» **TASK GOAL**:
Considering the entries that follow, report how many lines include the string "this", giving the number alone.

(Data records for software interfaces)
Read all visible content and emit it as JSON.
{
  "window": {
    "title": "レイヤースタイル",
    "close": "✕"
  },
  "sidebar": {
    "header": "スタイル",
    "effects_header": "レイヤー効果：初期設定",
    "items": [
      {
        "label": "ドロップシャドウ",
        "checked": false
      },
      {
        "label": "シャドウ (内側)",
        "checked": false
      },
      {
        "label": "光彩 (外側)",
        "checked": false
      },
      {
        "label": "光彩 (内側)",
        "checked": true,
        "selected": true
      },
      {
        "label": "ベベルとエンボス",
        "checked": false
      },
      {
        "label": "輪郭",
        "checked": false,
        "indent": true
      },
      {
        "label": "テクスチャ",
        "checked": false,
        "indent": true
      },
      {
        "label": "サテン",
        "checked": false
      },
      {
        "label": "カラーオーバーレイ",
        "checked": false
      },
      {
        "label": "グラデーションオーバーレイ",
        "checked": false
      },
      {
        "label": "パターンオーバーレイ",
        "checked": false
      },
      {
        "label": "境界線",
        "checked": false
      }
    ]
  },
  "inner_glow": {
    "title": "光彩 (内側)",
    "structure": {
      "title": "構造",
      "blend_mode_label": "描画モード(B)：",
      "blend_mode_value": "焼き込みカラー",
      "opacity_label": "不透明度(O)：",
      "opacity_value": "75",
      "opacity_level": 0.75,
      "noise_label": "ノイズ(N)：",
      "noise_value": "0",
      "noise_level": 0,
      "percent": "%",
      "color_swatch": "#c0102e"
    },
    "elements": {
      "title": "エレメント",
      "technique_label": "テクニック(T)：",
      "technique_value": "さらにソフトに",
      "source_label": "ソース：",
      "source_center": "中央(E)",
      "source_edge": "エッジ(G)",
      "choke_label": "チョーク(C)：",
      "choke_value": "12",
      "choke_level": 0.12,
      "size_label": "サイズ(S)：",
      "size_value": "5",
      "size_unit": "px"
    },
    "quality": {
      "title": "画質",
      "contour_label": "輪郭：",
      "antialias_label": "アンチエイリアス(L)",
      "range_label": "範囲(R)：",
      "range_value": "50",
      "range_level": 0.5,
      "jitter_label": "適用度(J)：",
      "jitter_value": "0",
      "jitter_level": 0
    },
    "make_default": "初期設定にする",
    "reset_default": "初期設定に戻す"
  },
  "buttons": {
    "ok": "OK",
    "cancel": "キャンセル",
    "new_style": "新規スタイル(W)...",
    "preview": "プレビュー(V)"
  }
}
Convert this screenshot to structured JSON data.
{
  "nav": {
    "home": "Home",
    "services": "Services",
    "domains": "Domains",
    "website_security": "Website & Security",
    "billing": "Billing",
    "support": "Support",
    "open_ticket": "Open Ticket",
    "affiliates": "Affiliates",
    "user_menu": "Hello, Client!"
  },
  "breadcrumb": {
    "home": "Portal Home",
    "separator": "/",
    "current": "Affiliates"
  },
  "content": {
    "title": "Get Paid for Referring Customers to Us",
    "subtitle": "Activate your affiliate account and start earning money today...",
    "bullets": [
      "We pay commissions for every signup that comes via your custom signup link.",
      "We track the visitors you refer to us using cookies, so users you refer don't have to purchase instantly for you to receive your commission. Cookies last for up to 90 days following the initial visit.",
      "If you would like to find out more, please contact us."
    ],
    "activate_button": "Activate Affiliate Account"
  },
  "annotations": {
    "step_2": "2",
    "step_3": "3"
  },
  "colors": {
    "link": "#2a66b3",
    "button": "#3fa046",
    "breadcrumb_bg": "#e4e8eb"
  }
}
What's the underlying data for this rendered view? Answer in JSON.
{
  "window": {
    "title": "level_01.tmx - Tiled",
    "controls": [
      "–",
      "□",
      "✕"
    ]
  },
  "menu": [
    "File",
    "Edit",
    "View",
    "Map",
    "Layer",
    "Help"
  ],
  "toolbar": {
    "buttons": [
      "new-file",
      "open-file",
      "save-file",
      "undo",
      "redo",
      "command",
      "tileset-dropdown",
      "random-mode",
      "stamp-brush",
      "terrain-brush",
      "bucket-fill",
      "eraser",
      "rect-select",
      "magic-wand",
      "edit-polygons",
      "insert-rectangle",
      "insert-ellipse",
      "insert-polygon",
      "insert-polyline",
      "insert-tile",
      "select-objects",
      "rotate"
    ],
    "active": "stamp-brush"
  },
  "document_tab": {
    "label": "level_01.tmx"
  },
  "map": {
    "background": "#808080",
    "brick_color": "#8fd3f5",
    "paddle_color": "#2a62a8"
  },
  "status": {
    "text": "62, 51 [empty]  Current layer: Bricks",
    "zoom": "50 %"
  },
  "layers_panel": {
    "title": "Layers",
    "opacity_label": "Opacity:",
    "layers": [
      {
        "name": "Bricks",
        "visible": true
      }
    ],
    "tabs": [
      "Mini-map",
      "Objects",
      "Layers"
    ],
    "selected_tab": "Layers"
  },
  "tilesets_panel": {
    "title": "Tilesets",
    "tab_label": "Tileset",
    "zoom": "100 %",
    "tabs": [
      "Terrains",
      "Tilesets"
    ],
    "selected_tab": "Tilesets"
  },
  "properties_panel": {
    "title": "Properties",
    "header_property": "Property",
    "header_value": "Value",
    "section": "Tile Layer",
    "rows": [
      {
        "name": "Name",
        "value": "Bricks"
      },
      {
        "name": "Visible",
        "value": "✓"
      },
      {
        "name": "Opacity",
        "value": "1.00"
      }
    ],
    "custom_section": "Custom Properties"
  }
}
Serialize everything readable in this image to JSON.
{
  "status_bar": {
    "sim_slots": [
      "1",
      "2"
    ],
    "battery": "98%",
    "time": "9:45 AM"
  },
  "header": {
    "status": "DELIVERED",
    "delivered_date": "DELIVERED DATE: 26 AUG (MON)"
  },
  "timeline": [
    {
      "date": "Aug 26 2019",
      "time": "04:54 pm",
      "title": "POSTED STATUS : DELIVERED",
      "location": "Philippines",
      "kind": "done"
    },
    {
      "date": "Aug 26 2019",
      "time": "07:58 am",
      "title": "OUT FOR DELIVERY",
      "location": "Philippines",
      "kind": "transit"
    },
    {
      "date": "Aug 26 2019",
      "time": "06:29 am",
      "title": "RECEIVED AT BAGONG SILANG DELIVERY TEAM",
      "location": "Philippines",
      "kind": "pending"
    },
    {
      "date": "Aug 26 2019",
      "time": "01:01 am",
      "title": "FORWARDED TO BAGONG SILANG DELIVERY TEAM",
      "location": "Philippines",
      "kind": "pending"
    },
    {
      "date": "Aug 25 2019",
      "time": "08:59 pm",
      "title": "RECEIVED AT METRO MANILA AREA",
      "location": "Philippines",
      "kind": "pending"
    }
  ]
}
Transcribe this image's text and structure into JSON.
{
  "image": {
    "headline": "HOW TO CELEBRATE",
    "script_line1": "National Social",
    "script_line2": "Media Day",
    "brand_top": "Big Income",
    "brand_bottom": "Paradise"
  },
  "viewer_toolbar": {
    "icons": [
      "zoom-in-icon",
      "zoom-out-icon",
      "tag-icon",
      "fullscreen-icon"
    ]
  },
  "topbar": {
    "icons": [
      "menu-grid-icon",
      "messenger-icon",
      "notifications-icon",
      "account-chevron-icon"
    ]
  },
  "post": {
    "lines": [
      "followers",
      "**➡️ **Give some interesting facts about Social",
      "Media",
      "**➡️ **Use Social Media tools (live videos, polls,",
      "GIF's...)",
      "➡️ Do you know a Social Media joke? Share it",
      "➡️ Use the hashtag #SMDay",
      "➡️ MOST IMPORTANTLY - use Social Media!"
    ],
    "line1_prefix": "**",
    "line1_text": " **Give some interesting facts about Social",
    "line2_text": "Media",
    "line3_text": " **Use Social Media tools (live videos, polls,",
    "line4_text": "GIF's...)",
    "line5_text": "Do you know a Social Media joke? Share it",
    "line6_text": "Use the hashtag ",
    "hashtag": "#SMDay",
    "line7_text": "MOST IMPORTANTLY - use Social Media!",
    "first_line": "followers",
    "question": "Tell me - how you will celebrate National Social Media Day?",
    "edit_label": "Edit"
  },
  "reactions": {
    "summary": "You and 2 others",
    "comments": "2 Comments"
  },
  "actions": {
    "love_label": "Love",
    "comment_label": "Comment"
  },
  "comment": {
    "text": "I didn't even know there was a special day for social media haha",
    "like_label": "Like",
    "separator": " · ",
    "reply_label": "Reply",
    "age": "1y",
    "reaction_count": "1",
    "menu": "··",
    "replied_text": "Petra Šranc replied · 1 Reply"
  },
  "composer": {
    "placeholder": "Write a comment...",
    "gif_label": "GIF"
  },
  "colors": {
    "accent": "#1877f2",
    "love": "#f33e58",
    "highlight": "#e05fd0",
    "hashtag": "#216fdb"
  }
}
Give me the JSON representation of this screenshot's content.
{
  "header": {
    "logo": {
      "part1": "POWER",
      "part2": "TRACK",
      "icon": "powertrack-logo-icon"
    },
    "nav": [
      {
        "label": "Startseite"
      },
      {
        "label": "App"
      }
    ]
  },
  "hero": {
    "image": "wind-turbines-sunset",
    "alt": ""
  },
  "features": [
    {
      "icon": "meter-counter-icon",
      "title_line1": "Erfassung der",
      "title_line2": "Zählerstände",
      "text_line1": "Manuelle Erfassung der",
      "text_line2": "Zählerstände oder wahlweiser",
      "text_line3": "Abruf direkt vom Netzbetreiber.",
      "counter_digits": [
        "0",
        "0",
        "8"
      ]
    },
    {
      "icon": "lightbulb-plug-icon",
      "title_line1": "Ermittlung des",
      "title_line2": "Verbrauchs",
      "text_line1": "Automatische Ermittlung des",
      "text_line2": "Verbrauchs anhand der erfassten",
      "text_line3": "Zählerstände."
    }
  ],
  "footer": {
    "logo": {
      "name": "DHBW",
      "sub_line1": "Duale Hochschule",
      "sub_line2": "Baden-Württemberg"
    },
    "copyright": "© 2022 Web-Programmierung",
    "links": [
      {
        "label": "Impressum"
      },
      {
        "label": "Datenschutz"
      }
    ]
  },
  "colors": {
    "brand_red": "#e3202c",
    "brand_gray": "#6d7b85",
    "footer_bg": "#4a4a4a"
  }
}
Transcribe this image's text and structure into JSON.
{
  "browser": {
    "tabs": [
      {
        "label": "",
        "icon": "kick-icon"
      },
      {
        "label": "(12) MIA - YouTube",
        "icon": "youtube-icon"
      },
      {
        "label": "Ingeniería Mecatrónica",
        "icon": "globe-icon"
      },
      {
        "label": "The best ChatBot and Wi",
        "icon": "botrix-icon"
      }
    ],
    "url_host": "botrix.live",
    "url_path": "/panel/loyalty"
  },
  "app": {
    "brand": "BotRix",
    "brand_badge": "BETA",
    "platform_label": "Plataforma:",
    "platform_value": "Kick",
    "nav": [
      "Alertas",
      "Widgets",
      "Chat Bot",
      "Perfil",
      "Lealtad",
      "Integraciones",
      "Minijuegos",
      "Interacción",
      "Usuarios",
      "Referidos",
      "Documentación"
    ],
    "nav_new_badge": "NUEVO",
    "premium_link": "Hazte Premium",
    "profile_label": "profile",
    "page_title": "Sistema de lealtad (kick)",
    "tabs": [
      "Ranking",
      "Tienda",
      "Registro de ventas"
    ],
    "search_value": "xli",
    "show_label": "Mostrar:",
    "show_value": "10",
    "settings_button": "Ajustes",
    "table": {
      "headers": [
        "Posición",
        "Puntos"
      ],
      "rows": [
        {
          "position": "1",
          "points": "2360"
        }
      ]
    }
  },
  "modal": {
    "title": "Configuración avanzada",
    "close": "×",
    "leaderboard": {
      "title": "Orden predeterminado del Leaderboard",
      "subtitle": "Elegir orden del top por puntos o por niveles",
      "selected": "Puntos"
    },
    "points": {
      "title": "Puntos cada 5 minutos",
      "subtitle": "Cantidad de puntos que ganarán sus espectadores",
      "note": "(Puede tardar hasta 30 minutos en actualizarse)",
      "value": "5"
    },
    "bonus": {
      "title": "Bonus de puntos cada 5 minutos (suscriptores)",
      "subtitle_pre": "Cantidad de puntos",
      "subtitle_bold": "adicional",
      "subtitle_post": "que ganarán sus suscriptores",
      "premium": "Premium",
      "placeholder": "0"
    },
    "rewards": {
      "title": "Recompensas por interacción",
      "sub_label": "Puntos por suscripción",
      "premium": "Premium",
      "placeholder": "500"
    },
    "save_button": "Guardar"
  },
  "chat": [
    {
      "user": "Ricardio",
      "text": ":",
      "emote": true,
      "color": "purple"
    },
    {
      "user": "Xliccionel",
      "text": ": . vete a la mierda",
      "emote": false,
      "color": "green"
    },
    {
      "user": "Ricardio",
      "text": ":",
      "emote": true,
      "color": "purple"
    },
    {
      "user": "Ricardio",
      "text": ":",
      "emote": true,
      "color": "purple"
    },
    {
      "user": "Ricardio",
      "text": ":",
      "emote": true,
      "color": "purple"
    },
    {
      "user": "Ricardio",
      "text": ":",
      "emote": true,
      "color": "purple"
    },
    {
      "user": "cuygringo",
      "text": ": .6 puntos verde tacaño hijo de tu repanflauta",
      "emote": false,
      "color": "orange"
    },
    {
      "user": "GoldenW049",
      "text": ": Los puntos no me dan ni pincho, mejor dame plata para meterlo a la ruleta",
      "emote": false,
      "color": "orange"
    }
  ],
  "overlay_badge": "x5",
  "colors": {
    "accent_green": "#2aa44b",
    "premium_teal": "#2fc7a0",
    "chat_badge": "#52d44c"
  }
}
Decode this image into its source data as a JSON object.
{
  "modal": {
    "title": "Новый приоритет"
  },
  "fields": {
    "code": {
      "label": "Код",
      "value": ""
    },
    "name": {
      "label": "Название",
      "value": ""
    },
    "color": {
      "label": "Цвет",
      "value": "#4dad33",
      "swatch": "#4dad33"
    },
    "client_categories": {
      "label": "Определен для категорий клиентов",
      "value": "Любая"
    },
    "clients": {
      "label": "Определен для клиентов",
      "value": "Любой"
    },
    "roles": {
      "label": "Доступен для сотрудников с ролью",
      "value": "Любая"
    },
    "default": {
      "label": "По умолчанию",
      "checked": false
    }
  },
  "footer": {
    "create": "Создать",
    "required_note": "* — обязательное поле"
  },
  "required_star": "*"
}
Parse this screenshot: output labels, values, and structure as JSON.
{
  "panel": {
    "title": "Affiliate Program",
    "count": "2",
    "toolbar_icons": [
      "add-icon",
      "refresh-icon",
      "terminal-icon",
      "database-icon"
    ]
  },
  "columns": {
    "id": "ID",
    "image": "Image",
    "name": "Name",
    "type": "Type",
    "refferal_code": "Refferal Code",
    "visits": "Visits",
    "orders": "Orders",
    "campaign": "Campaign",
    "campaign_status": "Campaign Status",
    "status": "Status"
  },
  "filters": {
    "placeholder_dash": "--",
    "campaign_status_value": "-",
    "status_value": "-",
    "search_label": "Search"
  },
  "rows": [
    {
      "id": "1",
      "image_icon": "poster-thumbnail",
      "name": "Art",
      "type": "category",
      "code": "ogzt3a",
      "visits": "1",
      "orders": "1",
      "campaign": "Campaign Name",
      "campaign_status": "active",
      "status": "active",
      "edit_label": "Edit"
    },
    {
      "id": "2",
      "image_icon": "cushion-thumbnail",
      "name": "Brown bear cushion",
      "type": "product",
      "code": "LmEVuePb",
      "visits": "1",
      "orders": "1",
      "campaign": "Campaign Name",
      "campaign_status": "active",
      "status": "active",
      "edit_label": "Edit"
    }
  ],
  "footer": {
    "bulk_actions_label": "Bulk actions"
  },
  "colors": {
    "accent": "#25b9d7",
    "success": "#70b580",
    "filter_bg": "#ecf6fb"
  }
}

» **EXERCISE OUTPUT**:
8